Coronavirus pandemic ‘may cause famine of biblical proportions’, UN food chief warns

Covid-19 could push 130 million people into starvation

Andy Gregory
Wednesday 22 April 2020 13:07 BST
Migrant labourers get tea and refreshment at a camp set up by Delhi Government, after the fear of lockdown-induced hunger sparked an exodus of hundreds of thousands of people
Migrant labourers get tea and refreshment at a camp set up by Delhi Government, after the fear of lockdown-induced hunger sparked an exodus of hundreds of thousands of people

The coronavirus pandemic will cause multiple famines “of biblical proportions within a few short months”, the chief of the UN’s food relief agency has warned, plunging tens of millions into starvation unless immediate action is taken.

World Food Programme (WFP) executive director David Beasley said that even before the arrival of Covid-19, he had been warning world leaders 2020 would bring “the worst humanitarian crisis since World War Two”.

An annual WFP report published on Tuesday estimated that 135 million people face “crisis-level” hunger 2020, with Mr Beasley telling the UN security council that deepening crises such as those in Yemen and Syria, more frequent natural disasters and changing weather patterns meant the world was “already facing a perfect storm”.

But these forecasts were produced before the pandemic – which Mr Beasley warned could push an additional 130 million people to the brink of starvation.

An introductory section of the fourth annual Global Report on Food Crises, dedicated to Covid-19, warns the pandemic could devastate livelihoods and food security, especially in already fragile contexts, while a global recession would majorly disrupt food supply chains.

The 55 countries which the report had focused on before the outbreak struck are still the most vulnerable to the consequences of Covid-19, according to the WFP.

“These countries may face an excruciating trade-off between saving lives or livelihoods or, in a worst-case scenario, saving people from the corona virus to have them die from hunger,” the report states.

But the agency also warned the pandemic may drive up food insecurity in other nations – for instance, Small Island Developing States and oil-exporting countries, which are often net importers of food, with populations dependent on income from tourism or money sent home by migrant family members.

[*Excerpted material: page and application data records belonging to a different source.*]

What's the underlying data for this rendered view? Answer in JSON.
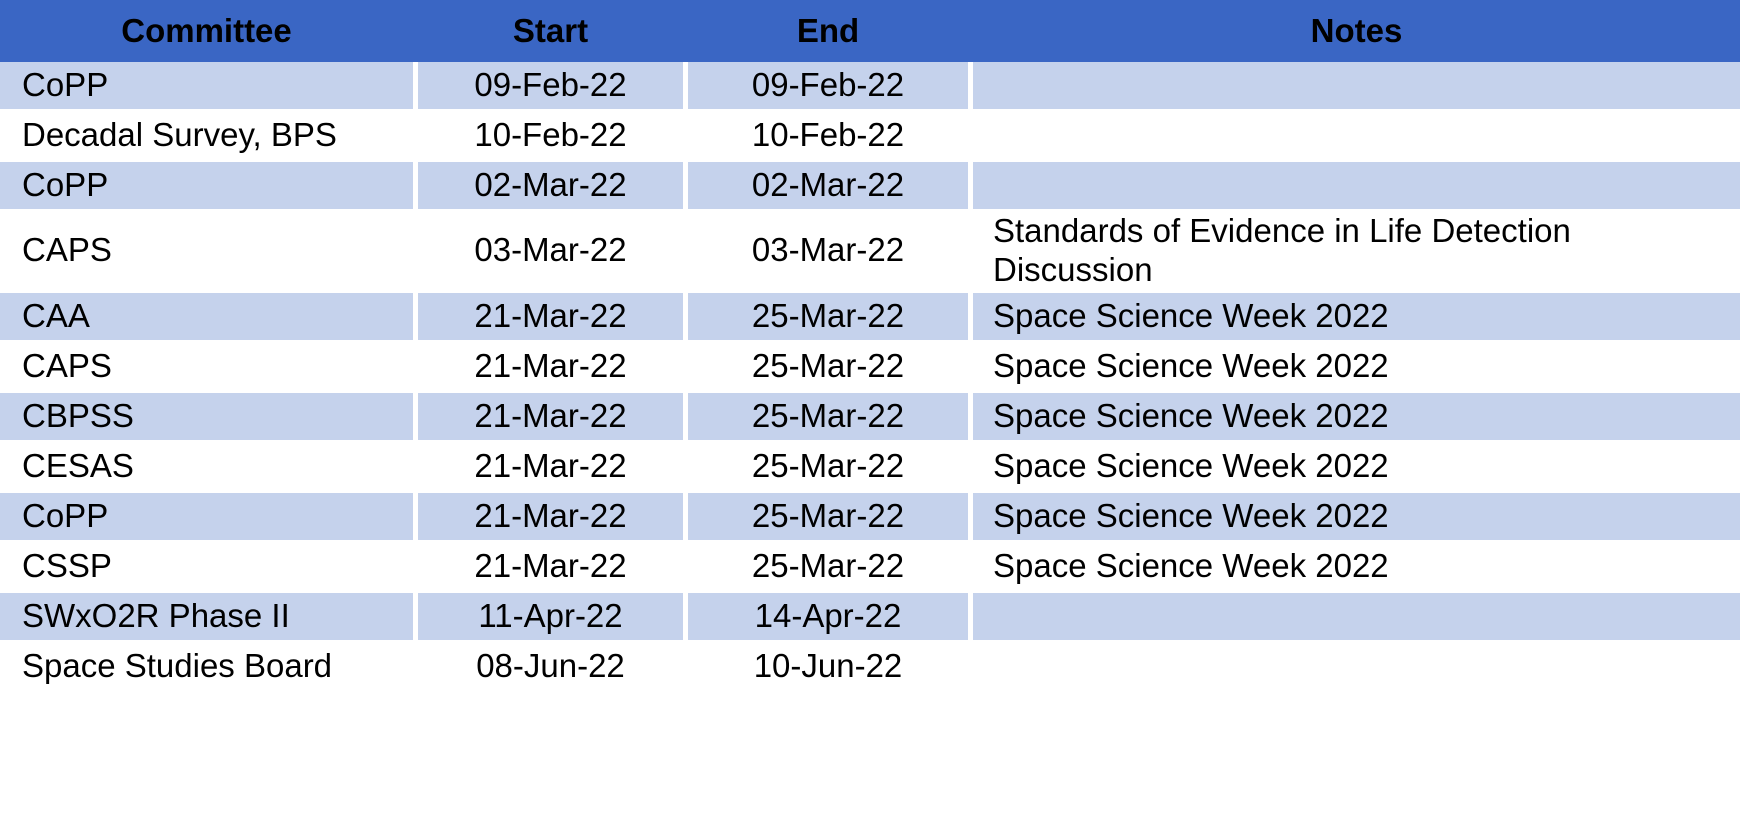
{
  "table": {
    "columns": [
      {
        "key": "committee",
        "label": "Committee"
      },
      {
        "key": "start",
        "label": "Start"
      },
      {
        "key": "end",
        "label": "End"
      },
      {
        "key": "notes",
        "label": "Notes"
      }
    ],
    "header_background": "#3A66C4",
    "shaded_row_background": "#C5D2EC",
    "unshaded_row_background": "#FFFFFF",
    "rows": [
      {
        "committee": "CoPP",
        "start": "09-Feb-22",
        "end": "09-Feb-22",
        "notes": "",
        "shaded": true
      },
      {
        "committee": "Decadal Survey, BPS",
        "start": "10-Feb-22",
        "end": "10-Feb-22",
        "notes": "",
        "shaded": false
      },
      {
        "committee": "CoPP",
        "start": "02-Mar-22",
        "end": "02-Mar-22",
        "notes": "",
        "shaded": true
      },
      {
        "committee": "CAPS",
        "start": "03-Mar-22",
        "end": "03-Mar-22",
        "notes": "Standards of Evidence in Life Detection Discussion",
        "shaded": false
      },
      {
        "committee": "CAA",
        "start": "21-Mar-22",
        "end": "25-Mar-22",
        "notes": "Space Science Week 2022",
        "shaded": true
      },
      {
        "committee": "CAPS",
        "start": "21-Mar-22",
        "end": "25-Mar-22",
        "notes": "Space Science Week 2022",
        "shaded": false
      },
      {
        "committee": "CBPSS",
        "start": "21-Mar-22",
        "end": "25-Mar-22",
        "notes": "Space Science Week 2022",
        "shaded": true
      },
      {
        "committee": "CESAS",
        "start": "21-Mar-22",
        "end": "25-Mar-22",
        "notes": "Space Science Week 2022",
        "shaded": false
      },
      {
        "committee": "CoPP",
        "start": "21-Mar-22",
        "end": "25-Mar-22",
        "notes": "Space Science Week 2022",
        "shaded": true
      },
      {
        "committee": "CSSP",
        "start": "21-Mar-22",
        "end": "25-Mar-22",
        "notes": "Space Science Week 2022",
        "shaded": false
      },
      {
        "committee": "SWxO2R Phase II",
        "start": "11-Apr-22",
        "end": "14-Apr-22",
        "notes": "",
        "shaded": true
      },
      {
        "committee": "Space Studies Board",
        "start": "08-Jun-22",
        "end": "10-Jun-22",
        "notes": "",
        "shaded": false
      }
    ]
  }
}
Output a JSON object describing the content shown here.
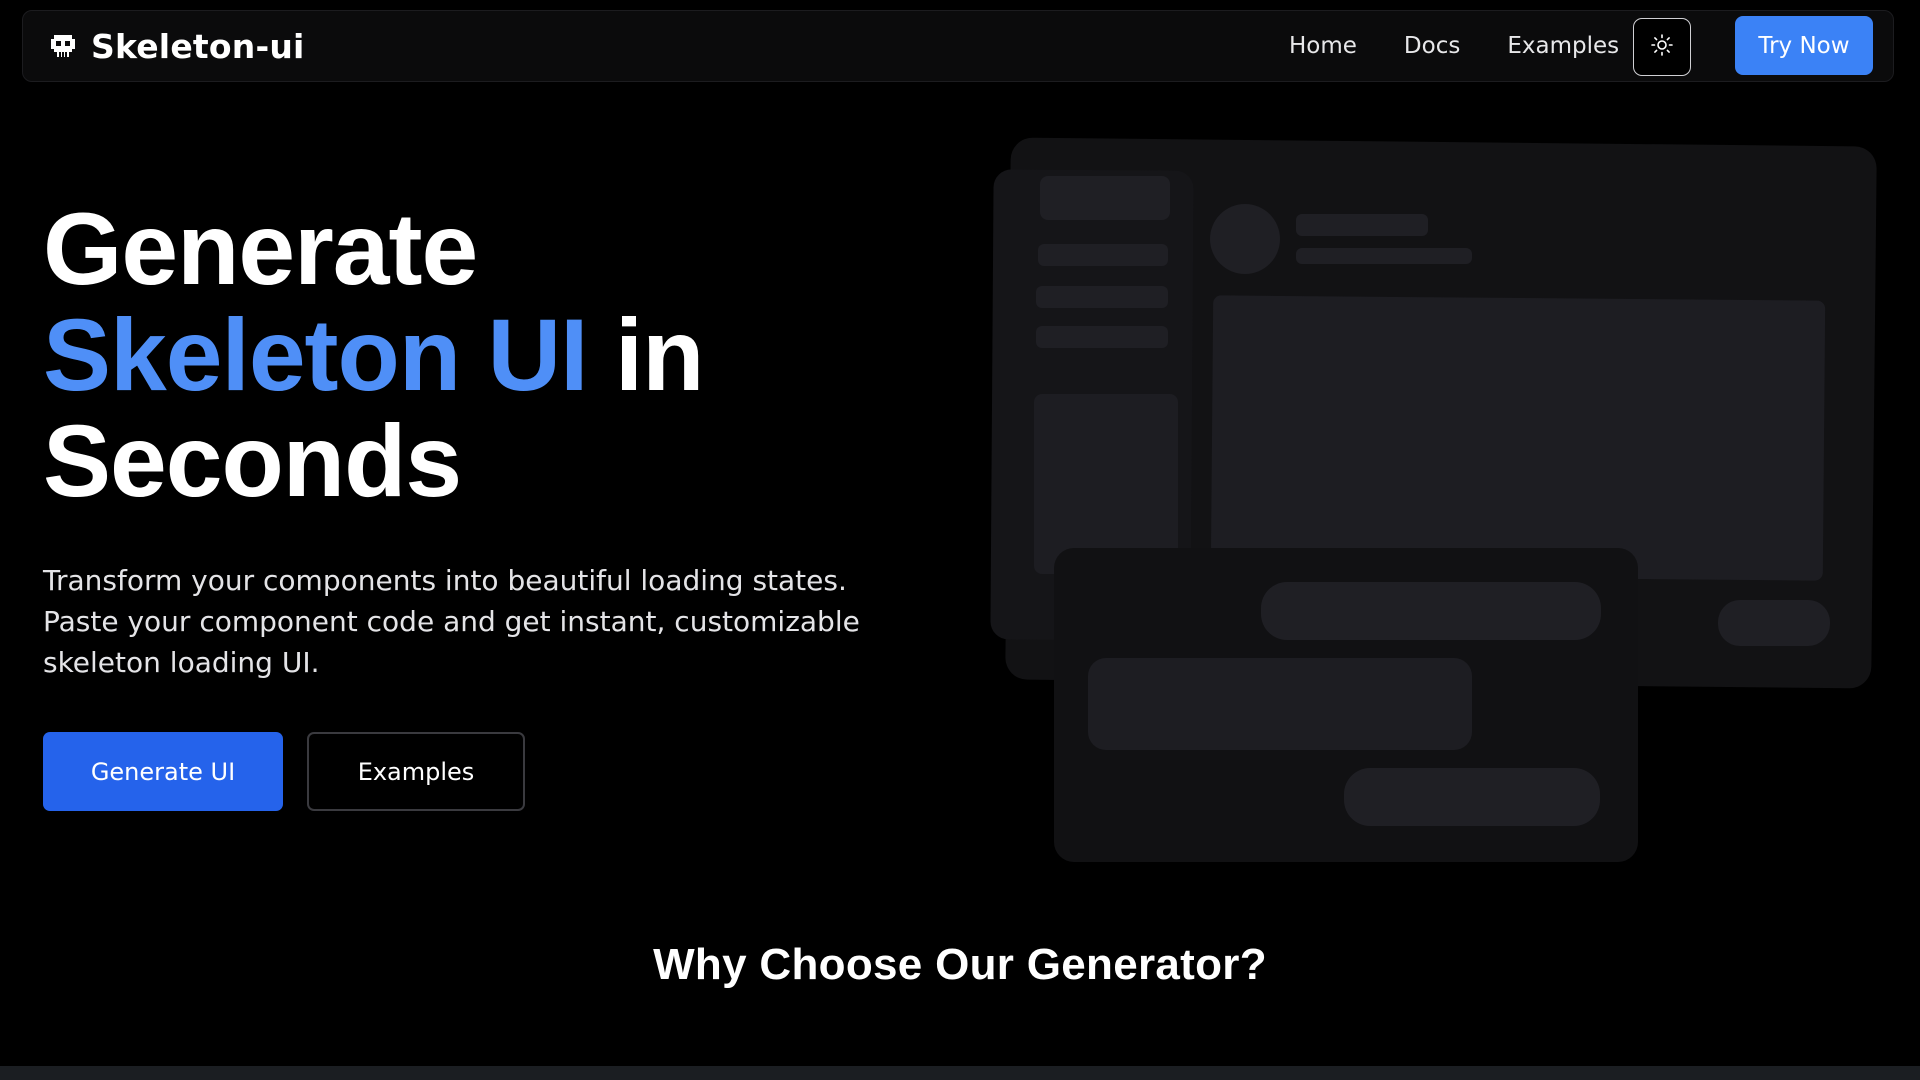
{
  "brand": {
    "name": "Skeleton-ui",
    "icon": "skull-icon"
  },
  "nav": {
    "links": [
      "Home",
      "Docs",
      "Examples"
    ],
    "theme_toggle_icon": "sun-icon",
    "cta_label": "Try Now"
  },
  "hero": {
    "title_line1": "Generate",
    "title_accent": "Skeleton UI",
    "title_after_accent": " in",
    "title_line3": "Seconds",
    "description_line1": "Transform your components into beautiful loading states.",
    "description_line2": "Paste your component code and get instant, customizable",
    "description_line3": "skeleton loading UI.",
    "primary_button": "Generate UI",
    "secondary_button": "Examples"
  },
  "section": {
    "heading": "Why Choose Our Generator?"
  },
  "colors": {
    "background": "#000000",
    "accent": "#4f8ff7",
    "primary_button": "#2563eb",
    "cta_button": "#3b82f6"
  }
}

Movement restrictions necessary to prevent the virus’ spread will likely disrupt the transport and processing of food, leading to declines in crop and livestock production and sales and dangerously reduce the availability of even the most basic food items, the report states.

Meanwhile, rising unemployment as a result of lockdowns could severely diminish some people’s purchasing power, driving down demand for higher quality products amid rising food prices as a result of protectionist policies, depreciating currencies and a lack of agricultural labour.

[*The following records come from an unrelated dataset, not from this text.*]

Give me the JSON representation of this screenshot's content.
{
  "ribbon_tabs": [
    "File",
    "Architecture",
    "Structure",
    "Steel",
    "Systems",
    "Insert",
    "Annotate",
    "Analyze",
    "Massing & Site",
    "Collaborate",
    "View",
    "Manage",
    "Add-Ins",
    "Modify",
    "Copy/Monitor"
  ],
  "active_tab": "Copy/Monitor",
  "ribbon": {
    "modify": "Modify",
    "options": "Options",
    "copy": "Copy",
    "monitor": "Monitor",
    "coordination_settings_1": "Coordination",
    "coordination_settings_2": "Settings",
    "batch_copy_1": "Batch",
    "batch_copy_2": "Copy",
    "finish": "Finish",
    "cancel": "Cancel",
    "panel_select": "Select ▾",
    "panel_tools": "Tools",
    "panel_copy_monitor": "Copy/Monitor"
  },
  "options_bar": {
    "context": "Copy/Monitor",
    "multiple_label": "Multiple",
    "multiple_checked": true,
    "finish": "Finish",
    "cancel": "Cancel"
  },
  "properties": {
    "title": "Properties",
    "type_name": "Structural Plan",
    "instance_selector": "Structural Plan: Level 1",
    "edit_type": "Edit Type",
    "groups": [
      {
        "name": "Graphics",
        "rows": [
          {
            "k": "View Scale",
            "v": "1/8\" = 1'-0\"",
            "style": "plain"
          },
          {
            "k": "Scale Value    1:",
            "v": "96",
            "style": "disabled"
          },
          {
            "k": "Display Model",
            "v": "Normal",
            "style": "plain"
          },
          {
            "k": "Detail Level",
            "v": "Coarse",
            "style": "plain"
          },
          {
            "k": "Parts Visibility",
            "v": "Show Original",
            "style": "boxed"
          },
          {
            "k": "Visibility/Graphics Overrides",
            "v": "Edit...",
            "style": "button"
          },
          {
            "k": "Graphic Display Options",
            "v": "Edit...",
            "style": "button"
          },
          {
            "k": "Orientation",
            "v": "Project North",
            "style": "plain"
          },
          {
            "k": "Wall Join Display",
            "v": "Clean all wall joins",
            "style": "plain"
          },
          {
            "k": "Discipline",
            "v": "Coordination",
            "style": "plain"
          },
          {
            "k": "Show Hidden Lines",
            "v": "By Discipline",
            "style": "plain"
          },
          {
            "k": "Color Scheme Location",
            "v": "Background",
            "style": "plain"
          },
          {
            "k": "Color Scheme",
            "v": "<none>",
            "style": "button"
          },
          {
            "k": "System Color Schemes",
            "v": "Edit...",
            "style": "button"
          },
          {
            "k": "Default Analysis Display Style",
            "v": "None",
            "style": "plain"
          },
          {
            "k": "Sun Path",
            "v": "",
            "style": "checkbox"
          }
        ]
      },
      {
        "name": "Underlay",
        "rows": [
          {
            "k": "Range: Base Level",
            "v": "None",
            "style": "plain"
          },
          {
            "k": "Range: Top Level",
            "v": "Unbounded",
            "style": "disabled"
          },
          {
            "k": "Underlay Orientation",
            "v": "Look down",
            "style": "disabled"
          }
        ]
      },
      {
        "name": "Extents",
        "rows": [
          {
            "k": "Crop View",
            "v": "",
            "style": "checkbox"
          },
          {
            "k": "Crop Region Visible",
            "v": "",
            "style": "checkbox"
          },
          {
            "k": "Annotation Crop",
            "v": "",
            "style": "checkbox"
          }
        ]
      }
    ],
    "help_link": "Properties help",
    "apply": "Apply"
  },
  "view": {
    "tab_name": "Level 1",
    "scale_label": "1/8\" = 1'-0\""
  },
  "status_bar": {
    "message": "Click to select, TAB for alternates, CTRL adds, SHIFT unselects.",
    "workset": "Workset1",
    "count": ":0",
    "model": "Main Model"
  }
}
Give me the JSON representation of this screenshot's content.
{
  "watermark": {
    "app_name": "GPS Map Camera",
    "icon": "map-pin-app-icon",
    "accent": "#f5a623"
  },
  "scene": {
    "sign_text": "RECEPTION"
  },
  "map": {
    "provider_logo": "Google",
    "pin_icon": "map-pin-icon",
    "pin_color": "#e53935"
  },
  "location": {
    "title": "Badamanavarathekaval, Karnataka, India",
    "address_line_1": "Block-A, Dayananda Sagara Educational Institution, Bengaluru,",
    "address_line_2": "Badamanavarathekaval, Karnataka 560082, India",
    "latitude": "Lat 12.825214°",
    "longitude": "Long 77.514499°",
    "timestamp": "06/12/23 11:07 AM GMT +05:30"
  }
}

Furthermore, the virus could create the conditions for fresh or renewed conflicts as it erodes livelihoods and spreads fear, possibly inflaming tensions between refugee and host communities, or escalating discrimination against foreign workers.

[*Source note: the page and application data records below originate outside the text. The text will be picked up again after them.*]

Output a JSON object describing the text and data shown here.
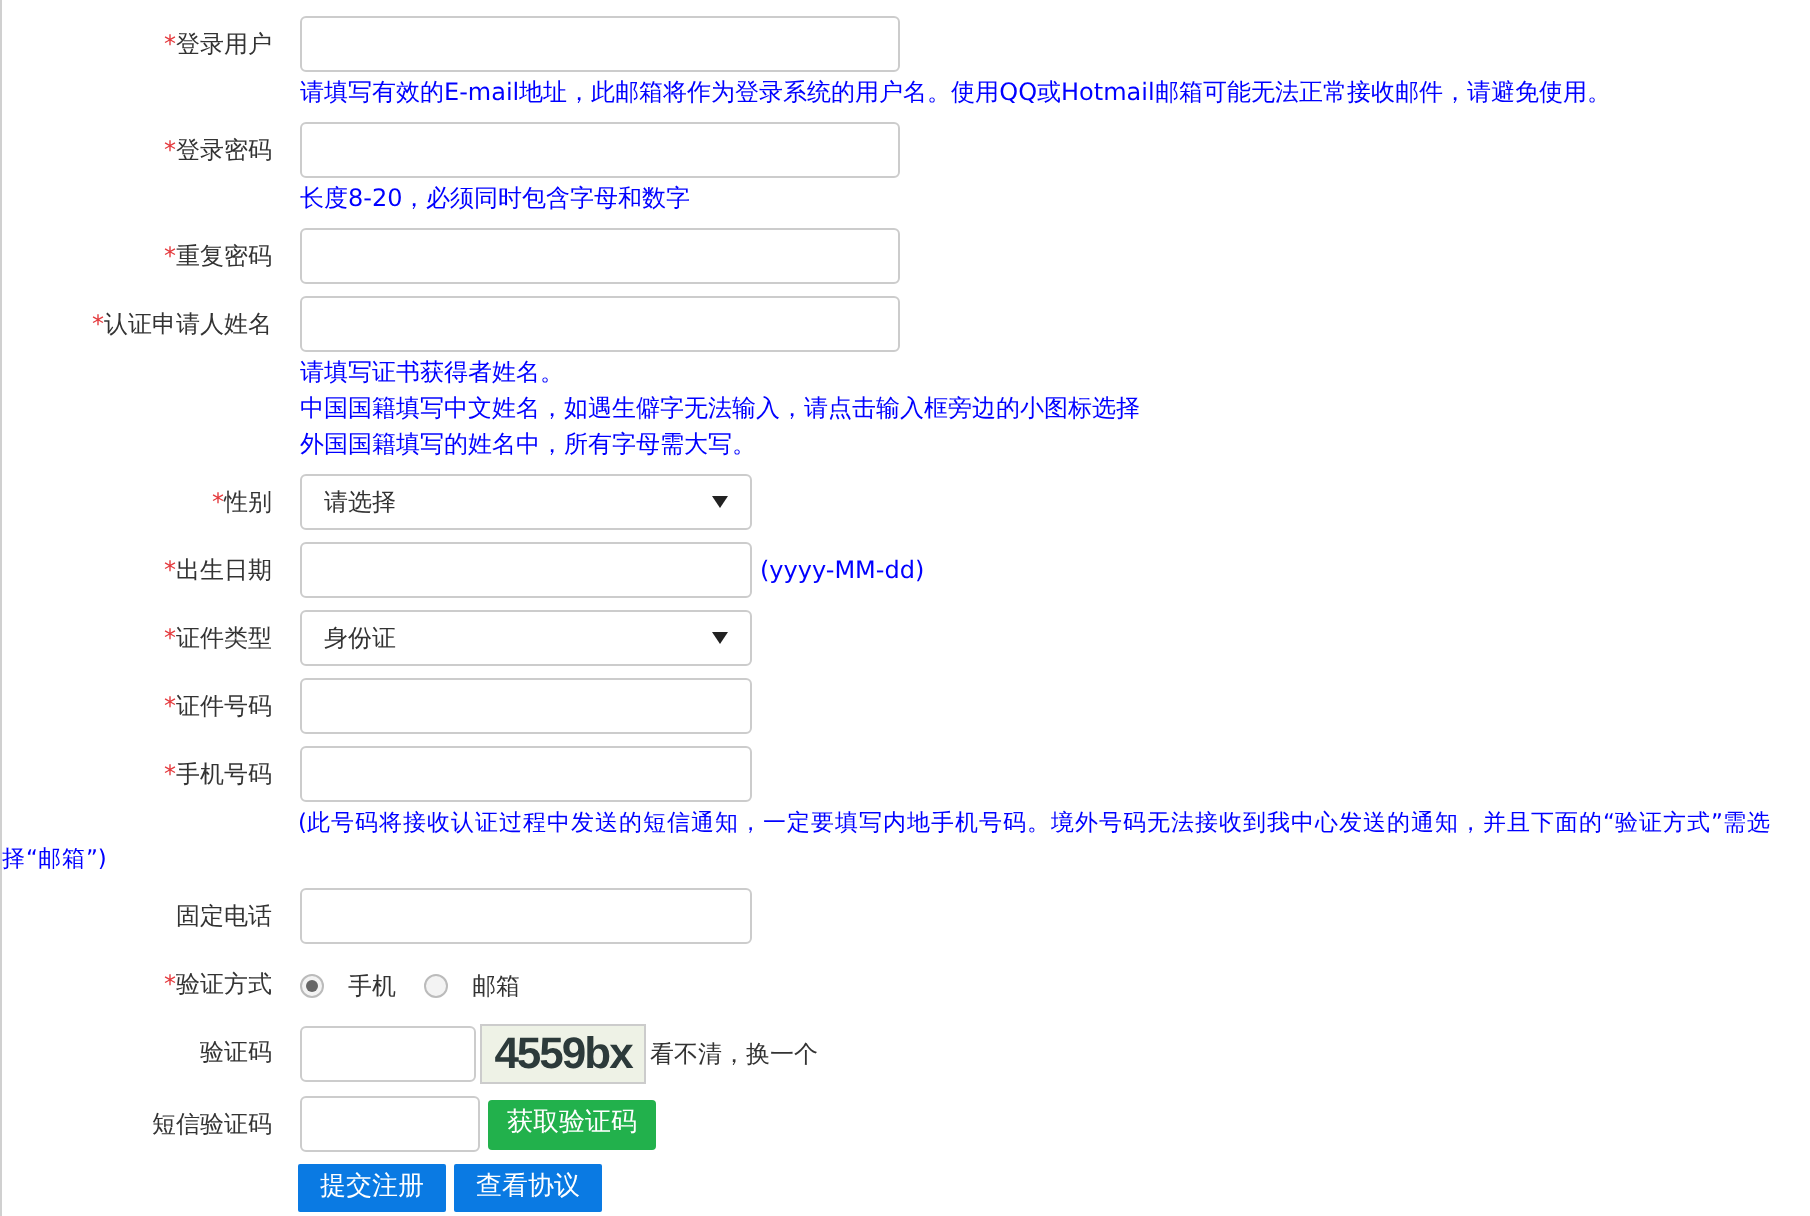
{
  "fields": [
    {
      "kind": "text",
      "label": "登录用户",
      "mark": "*",
      "wide": true,
      "hints": [
        "请填写有效的E-mail地址，此邮箱将作为登录系统的用户名。使用QQ或Hotmail邮箱可能无法正常接收邮件，请避免使用。"
      ]
    },
    {
      "kind": "text",
      "label": "登录密码",
      "mark": "*",
      "wide": true,
      "hints": [
        "长度8-20，必须同时包含字母和数字"
      ]
    },
    {
      "kind": "text",
      "label": "重复密码",
      "mark": "*",
      "wide": true
    },
    {
      "kind": "text",
      "label": "认证申请人姓名",
      "mark": "*",
      "wide": true,
      "hints": [
        "请填写证书获得者姓名。",
        "中国国籍填写中文姓名，如遇生僻字无法输入，请点击输入框旁边的小图标选择",
        "外国国籍填写的姓名中，所有字母需大写。"
      ]
    },
    {
      "kind": "select",
      "label": "性别",
      "mark": "*",
      "value": "请选择"
    },
    {
      "kind": "text",
      "label": "出生日期",
      "mark": "*",
      "wide": false,
      "suffix": "(yyyy-MM-dd)"
    },
    {
      "kind": "select",
      "label": "证件类型",
      "mark": "*",
      "value": "身份证"
    },
    {
      "kind": "text",
      "label": "证件号码",
      "mark": "*",
      "wide": false
    },
    {
      "kind": "text",
      "label": "手机号码",
      "mark": "*",
      "wide": false,
      "note": "(此号码将接收认证过程中发送的短信通知，一定要填写内地手机号码。境外号码无法接收到我中心发送的通知，并且下面的“验证方式”需选择“邮箱”)"
    },
    {
      "kind": "text",
      "label": "固定电话",
      "wide": false
    },
    {
      "kind": "radio",
      "label": "验证方式",
      "mark": "*",
      "options": [
        {
          "label": "手机",
          "selected": true
        },
        {
          "label": "邮箱",
          "selected": false
        }
      ]
    },
    {
      "kind": "captcha",
      "label": "验证码",
      "captcha_text": "4559bx",
      "refresh_link": "看不清，换一个"
    },
    {
      "kind": "sms",
      "label": "短信验证码",
      "button": "获取验证码"
    }
  ],
  "buttons": [
    "提交注册",
    "查看协议"
  ]
}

Despite the increased potential for violent crises, the pandemic is likely to have “significant repercussions” for the delivery of humanitarian assistance, diverting resources and limiting the mobility of both staff and emergency supplies, the WFP warned.

The WFP currently provides food to nearly 100 million people on any given day, including “about 30 million people who literally depend on us to stay alive”.

Mr Beasley, who is recovering from Covid-19, said if those 30 million people cannot be reached, “our analysis shows that 300,000 people could starve to death every single day over a three-month period” – and that doesn’t include increased starvation due to the coronavirus.

“In a worst-case scenario, we could be looking at famine in about three dozen countries, and in fact, in 10 of these countries we already have more than one million people per country who are on the verge of starvation,” he said.

According to WFP, the 10 countries with the worst food crises in 2019 were Yemen, Congo, Afghanistan, Venezuela, Ethiopia, South Sudan, Syria, Sudan, Nigeria and Haiti.

The report urged “rapid collective action” to prevent a “hunger pandemic”.

It recommended expanding monitoring systems to provide up-to-date information on the impacts of the outbreak on food security and livelihoods, health, access to services, markets and supply chains.

Using this information to identify the most at-risk countries, authorities should ensure emergency food supplies and humanitarian assistance are preserved for the most vulnerable groups, according to the report.

The UN agency also urged countries to scale up support for local food markets and regional supply chains to halt their collapse, advocating for trade corridors to remain open.

“The truth is, we do not have time on our side, so let’s act wisely – and let’s act fast,” Mr Beasley said.

“If we don’t prepare and act now – to secure access, avoid funding shortfalls and disruptions to trade – we could be facing multiple famines of biblical proportions within a short few months.

“I do believe that with our expertise and partnerships, we can bring together the teams and the programmes necessary to make certain the Covid-19 pandemic does not become a humanitarian and food crisis catastrophe.”​

Additional reporting by AP

Join our commenting forum

Join thought-provoking conversations, follow other Independent readers and see their replies


Thank you for registering

Please refresh the page or navigate to another page on the site to be automatically logged inPlease refresh your browser to be logged in